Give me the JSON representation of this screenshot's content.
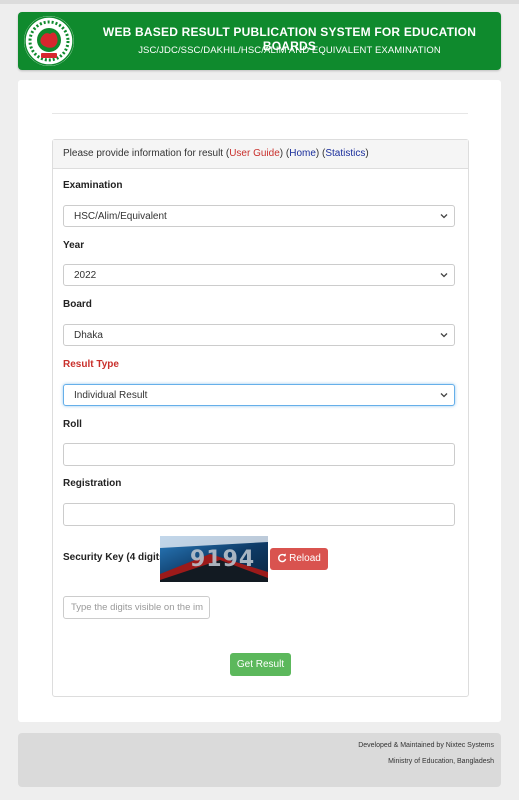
{
  "header": {
    "title": "WEB BASED RESULT PUBLICATION SYSTEM FOR EDUCATION BOARDS",
    "subtitle": "JSC/JDC/SSC/DAKHIL/HSC/ALIM AND EQUIVALENT EXAMINATION",
    "color": "#0f8a2d"
  },
  "panel": {
    "intro": "Please provide information for result",
    "link_user_guide": "User Guide",
    "link_home": "Home",
    "link_statistics": "Statistics"
  },
  "form": {
    "examination_label": "Examination",
    "examination_value": "HSC/Alim/Equivalent",
    "year_label": "Year",
    "year_value": "2022",
    "board_label": "Board",
    "board_value": "Dhaka",
    "result_type_label": "Result Type",
    "result_type_value": "Individual Result",
    "roll_label": "Roll",
    "roll_value": "",
    "registration_label": "Registration",
    "registration_value": "",
    "security_key_label": "Security Key (4 digits)",
    "captcha_digits": "9194",
    "reload_label": "Reload",
    "security_key_placeholder": "Type the digits visible on the im",
    "submit_label": "Get Result"
  },
  "footer": {
    "line1": "Developed & Maintained by Nixtec Systems",
    "line2": "Ministry of Education, Bangladesh"
  },
  "colors": {
    "danger": "#d9534f",
    "success": "#5cb85c",
    "link_red": "#c9302c",
    "link_blue": "#1a2e9c"
  },
  "icons": {
    "logo": "government-seal-icon",
    "dropdown": "chevron-down-icon",
    "reload": "refresh-icon"
  }
}
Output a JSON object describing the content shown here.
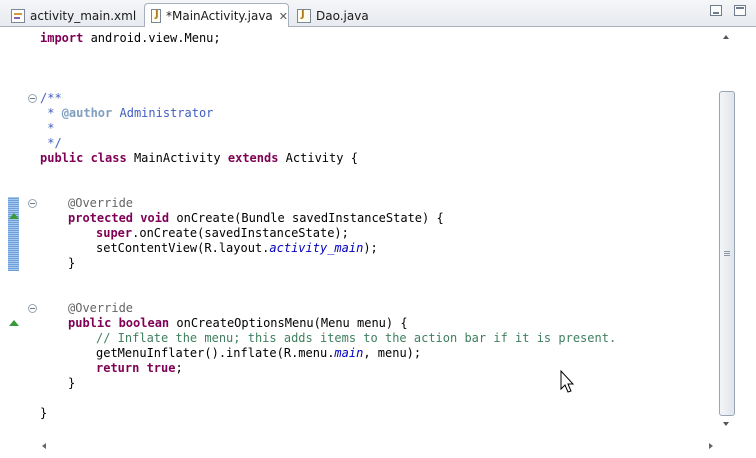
{
  "tabs": [
    {
      "label": "activity_main.xml",
      "icon": "xml-file-icon"
    },
    {
      "label": "*MainActivity.java",
      "icon": "java-file-icon",
      "active": true,
      "close": "✕"
    },
    {
      "label": "Dao.java",
      "icon": "java-file-icon"
    }
  ],
  "code": {
    "import_kw": "import",
    "import_rest": " android.view.Menu;",
    "doc_open": "/**",
    "doc_author_star": " * ",
    "doc_author_tag": "@author",
    "doc_author_name": " Administrator",
    "doc_star": " *",
    "doc_close": " */",
    "class_public": "public",
    "class_class": " class",
    "class_name": " MainActivity ",
    "class_extends": "extends",
    "class_rest": " Activity {",
    "ann1": "@Override",
    "m1_protected": "protected",
    "m1_void": " void",
    "m1_rest": " onCreate(Bundle savedInstanceState) {",
    "m1_super": "super",
    "m1_super_rest": ".onCreate(savedInstanceState);",
    "m1_set": "setContentView(R.layout.",
    "m1_set_field": "activity_main",
    "m1_set_end": ");",
    "m1_close": "}",
    "ann2": "@Override",
    "m2_public": "public",
    "m2_boolean": " boolean",
    "m2_rest": " onCreateOptionsMenu(Menu menu) {",
    "m2_comment": "// Inflate the menu; this adds items to the action bar if it is present.",
    "m2_inflate": "getMenuInflater().inflate(R.menu.",
    "m2_inflate_field": "main",
    "m2_inflate_end": ", menu);",
    "m2_return": "return",
    "m2_true": " true",
    "m2_semi": ";",
    "m2_close": "}",
    "class_close": "}"
  },
  "colors": {
    "keyword": "#7f0055",
    "javadoc": "#3f5fbf",
    "comment": "#3f7f5f",
    "annotation": "#646464",
    "field": "#0000c0"
  }
}
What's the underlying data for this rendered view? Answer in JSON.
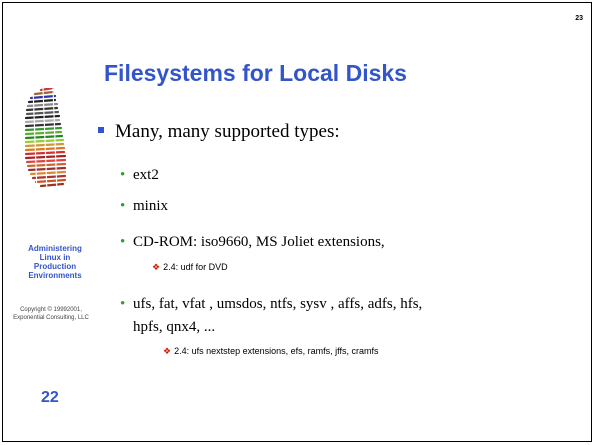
{
  "slide": {
    "top_page_number": "23",
    "title": "Filesystems for Local Disks",
    "bottom_page_number": "22",
    "side_title": [
      "Administering",
      "Linux in",
      "Production",
      "Environments"
    ],
    "copyright": [
      "Copyright © 19992001,",
      "Exponential Consulting, LLC"
    ]
  },
  "bullets": {
    "main": "Many, many supported types:",
    "items": [
      "ext2",
      "minix",
      "CD-ROM: iso9660, MS Joliet extensions,",
      "ufs, fat, vfat , umsdos, ntfs, sysv , affs, adfs, hfs,",
      "hpfs, qnx4, ..."
    ],
    "sub_items": [
      "2.4: udf  for DVD",
      "2.4: ufs nextstep extensions, efs, ramfs, jffs, cramfs"
    ]
  },
  "colors": {
    "title": "#3355cc",
    "bullet_square": "#3355cc",
    "bullet_dot": "#2f9f2f",
    "sub_bullet": "#cc2200"
  },
  "icons": {
    "logo": "penguin-stripes-logo",
    "level1_bullet": "square-bullet-icon",
    "level2_bullet": "dot-bullet-icon",
    "level3_bullet": "diamond-bullet-icon"
  }
}
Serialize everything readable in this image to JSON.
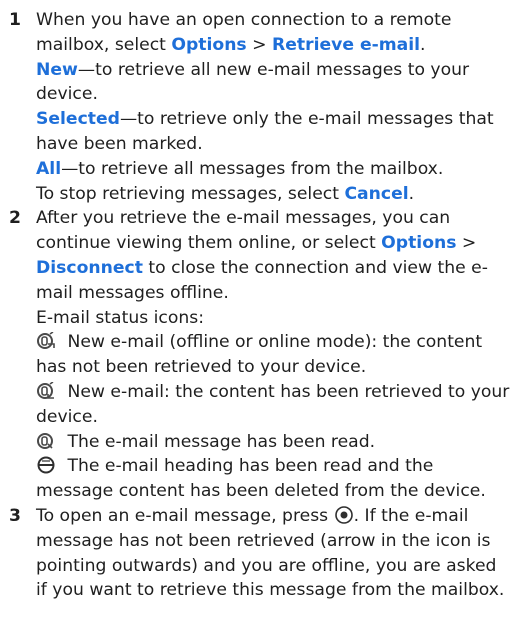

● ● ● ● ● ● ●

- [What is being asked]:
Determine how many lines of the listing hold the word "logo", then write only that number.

- [Response to this exercise]:
2